02 Sep 2015
by Simon Alton

Working parents are struggling to cope during the summer holidays according to a national charity, which has warned that the current system is at breaking point.

The Family and Childcare Trust found that every single council area in the West Midlands – including Shropshire – did not have enough childcare places during the school holidays for children aged 12 and over.

And 92 per cent of council areas did not have enough childcare for working parents with children of any age, according to the Trust’s 2015 Holiday Childcare Survey.

In Shropshire, managers at a children’s sports coaching company which runs holiday clubs said they had been inundated with requests for extra sessions by parents.

Ball Sports Community Coaching, which provides sports camps across Shropshire for children as young as three years old, has had a record year due to high demand for its service.

Neil Prescott, joint managing director, said: “We get lots of calls from parents looking for reasonably priced placements for their children every year.

“It’s pretty much impossible for parents to book time off work for the whole of the school summer holidays, and finding appropriate childcare is becoming more and more difficult.

“At Ball Sports, we do our best to provide a low cost service in which children are not only looked after well, but are given a structured set of fun sporting activities to do during the day.”

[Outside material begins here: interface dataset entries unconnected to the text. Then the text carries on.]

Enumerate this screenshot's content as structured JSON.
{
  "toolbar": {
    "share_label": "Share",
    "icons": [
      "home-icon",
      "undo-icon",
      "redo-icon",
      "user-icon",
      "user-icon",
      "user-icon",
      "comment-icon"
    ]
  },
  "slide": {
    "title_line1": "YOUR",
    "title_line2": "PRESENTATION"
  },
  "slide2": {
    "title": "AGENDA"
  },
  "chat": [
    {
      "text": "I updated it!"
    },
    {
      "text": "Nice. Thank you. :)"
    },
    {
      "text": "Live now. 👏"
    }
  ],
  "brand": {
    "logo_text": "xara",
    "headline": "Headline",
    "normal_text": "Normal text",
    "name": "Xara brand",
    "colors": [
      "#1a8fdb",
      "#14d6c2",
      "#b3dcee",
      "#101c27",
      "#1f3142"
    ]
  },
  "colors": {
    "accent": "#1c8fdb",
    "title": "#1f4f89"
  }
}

The Family and Childcare Trust’s chief executive, Stephen Dunmore, said more needed to be done to ensure parents had access to affordable childcare.

He said: “These are worrying findings at a time when the Government is pushing through its ambitious and welcome plans to make childcare more affordable for parents.

“It is time for action on the Cinderella service that is holiday childcare, otherwise many parents will struggle to hold down a job or find their summer plans in tatters.”

Ball Sports Community Coaching has seen a record number of children at its holiday camps so far this summer, and managers said they understood the importance of making the sessions affordable for parents.

The Holiday Childcare Survey found the average weekly price for holiday clubs in the West Midlands was £115 – Ball Sports sessions are £12 a day or £10 for members.

Mr Prescott said: “Our philosophy is to offer kids a fun environment where they can learn about teamwork and improve their sports development.

“It’s hugely important that the opportunity to participate in sport is open to as many people as possible so we work hard to keep the cost to parents low.”

Holiday clubs are currently taking place at Oswestry School and Market Drayton Cricket Club. To book a place or to find out more information contact (01952) 455510 or visit www.ballsportscoaching.co.uk